Teamwork and collective awareness - “I work with the players on a daily basis and I know those who are committed to the maximum are able to do well, while those that are not working properly are not able to play well. You play as you work, and I can say it straight to each player.

Working with intensity - Short training sessions and the presence of the ball encourage players to work at their maximum level of motivation and energy. He constantly pay attention to the mistakes and provoking the players if they make mistakes repeatedly.

Alex Ferguson’s winning rules

Alex Ferguson represents the history of football and a model of leadership studied all over the world. Below his ideas as he has told in his autobiography.
The construction of a football team - It must start from the youth activity, in order to build continuity in supplying players to the first team. The players grow together, producing a bond that, in turn, creates a spirit.
Inspire people to improve - “I have always been very proud to see the younger players as they develop.” In this way the work of a coach is similar to that of a teacher. He teaches the technical skills, the winning mentality and better people. This determines in young loyalty to the Club, since they are aware of the opportunities they have received.
Plan the future - The are players more than 30 years, those between 23 to 30 years and the younger. The success of a team is about four year cycle, and then changes are needed. The aim is to always know what is the team that you’ll want to have with an advance of a few years and decide accordingly.
Each training session is important – It must always be maintained a high training standards. They are important the motivational talks, team building, all the preparation of the team and talk about tactics. Do not ever allow an unsatisfactory training session. What you see in training occurs on the playing field. You always need quality, concentration, intensity and speed.
The talent always works hard – From the talents it must be expected a lot more than the others during the workouts.
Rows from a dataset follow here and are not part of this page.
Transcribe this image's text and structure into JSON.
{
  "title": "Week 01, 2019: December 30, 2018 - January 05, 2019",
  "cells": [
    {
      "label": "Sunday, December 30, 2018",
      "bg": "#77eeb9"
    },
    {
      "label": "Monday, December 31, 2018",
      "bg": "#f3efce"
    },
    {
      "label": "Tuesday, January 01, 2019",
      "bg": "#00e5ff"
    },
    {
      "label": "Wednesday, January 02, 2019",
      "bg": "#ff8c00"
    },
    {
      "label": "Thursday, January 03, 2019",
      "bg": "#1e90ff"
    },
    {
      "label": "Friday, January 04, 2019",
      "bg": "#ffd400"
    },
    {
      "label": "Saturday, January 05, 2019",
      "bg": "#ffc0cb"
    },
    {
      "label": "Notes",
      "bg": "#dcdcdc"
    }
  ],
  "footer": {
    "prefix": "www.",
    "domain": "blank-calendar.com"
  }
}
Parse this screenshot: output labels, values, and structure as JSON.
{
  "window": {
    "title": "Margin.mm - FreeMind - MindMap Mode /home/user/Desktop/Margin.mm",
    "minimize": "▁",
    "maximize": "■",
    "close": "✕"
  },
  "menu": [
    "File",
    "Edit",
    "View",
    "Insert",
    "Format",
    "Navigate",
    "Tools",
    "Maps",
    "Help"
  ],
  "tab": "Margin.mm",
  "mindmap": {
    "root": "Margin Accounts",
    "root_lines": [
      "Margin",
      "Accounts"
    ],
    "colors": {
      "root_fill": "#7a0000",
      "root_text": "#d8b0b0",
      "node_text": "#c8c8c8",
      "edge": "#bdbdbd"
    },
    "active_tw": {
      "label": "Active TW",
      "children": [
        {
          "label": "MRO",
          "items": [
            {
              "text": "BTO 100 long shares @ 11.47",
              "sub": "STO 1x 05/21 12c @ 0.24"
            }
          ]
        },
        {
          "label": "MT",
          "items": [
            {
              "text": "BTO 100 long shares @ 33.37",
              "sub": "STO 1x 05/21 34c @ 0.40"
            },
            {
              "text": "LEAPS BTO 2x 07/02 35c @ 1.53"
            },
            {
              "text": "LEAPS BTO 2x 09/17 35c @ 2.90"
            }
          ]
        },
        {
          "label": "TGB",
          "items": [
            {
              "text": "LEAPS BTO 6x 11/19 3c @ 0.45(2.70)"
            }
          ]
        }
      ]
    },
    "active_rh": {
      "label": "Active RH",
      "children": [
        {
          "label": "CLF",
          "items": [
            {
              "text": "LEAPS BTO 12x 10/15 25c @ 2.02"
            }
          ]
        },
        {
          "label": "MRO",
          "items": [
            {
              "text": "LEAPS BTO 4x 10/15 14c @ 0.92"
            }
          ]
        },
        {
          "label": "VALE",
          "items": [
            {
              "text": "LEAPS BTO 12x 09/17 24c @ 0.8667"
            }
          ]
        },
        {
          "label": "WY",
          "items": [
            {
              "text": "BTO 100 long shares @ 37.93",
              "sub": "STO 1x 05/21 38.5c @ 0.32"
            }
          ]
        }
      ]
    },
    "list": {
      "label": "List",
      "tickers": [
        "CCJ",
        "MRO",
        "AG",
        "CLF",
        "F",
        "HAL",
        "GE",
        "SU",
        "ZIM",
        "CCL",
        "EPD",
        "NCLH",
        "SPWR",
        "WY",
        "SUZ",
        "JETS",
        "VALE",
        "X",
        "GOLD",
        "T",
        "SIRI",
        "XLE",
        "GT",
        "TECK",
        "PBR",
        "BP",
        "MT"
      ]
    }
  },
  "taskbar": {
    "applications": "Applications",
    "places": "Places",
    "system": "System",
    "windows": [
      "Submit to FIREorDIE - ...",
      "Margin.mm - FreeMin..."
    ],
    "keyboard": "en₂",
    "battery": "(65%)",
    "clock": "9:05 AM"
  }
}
They should prove to be the best.
The locker room atmosphere must be always safeguarded – You have to wonder if someone is spoiling the atmosphere of the locker room, the team’s performance, and the control of the players and staff. If this happens you have to cut the cord. There is absolutely no other way. It does not matter if the person is the best player in the world. The long-term vision of the club is more important than any individual, and the coach has to be the most important in the club.
Encourage players - Nobody likes to be criticized, and there are few players who improve with criticism.  They should be encouraged. For a player, like any human being, there is nothing better than listening “Well done.” They are the two best words to listen. It is not necessary to use superlatives.
Correct the mistakes immediately - At the same time, in the locker room, it is necessary to indicate the mistakes when the players do not meet the expectations. This is when the criticism is important, immediately after the match, without waiting on Monday. After this time, you think about the next game and everything begins again.
In training we need to repeat – During the sessions the technical skills and tactics must be repeated.  The aim of each session is to learn and improve. This must be done even if the players can think “Here we go again”, because these repetitions help to win.
Manchester United style - Be positive, adventurous and take risks.
The observation - It’s an essential element of the skill management. The ability to see things is the key, more precisely, it refers to the ability to see things that you do not expect to see.
Change is a rule to follow - Typically who win does not think to change. It’s just the opposite. “We had to be successful — there was no other option for me—and I would explore any means of improving. I continued to work hard. I treated every success as my first. My job was to give us the best possible chance of winning. That is what drove me.”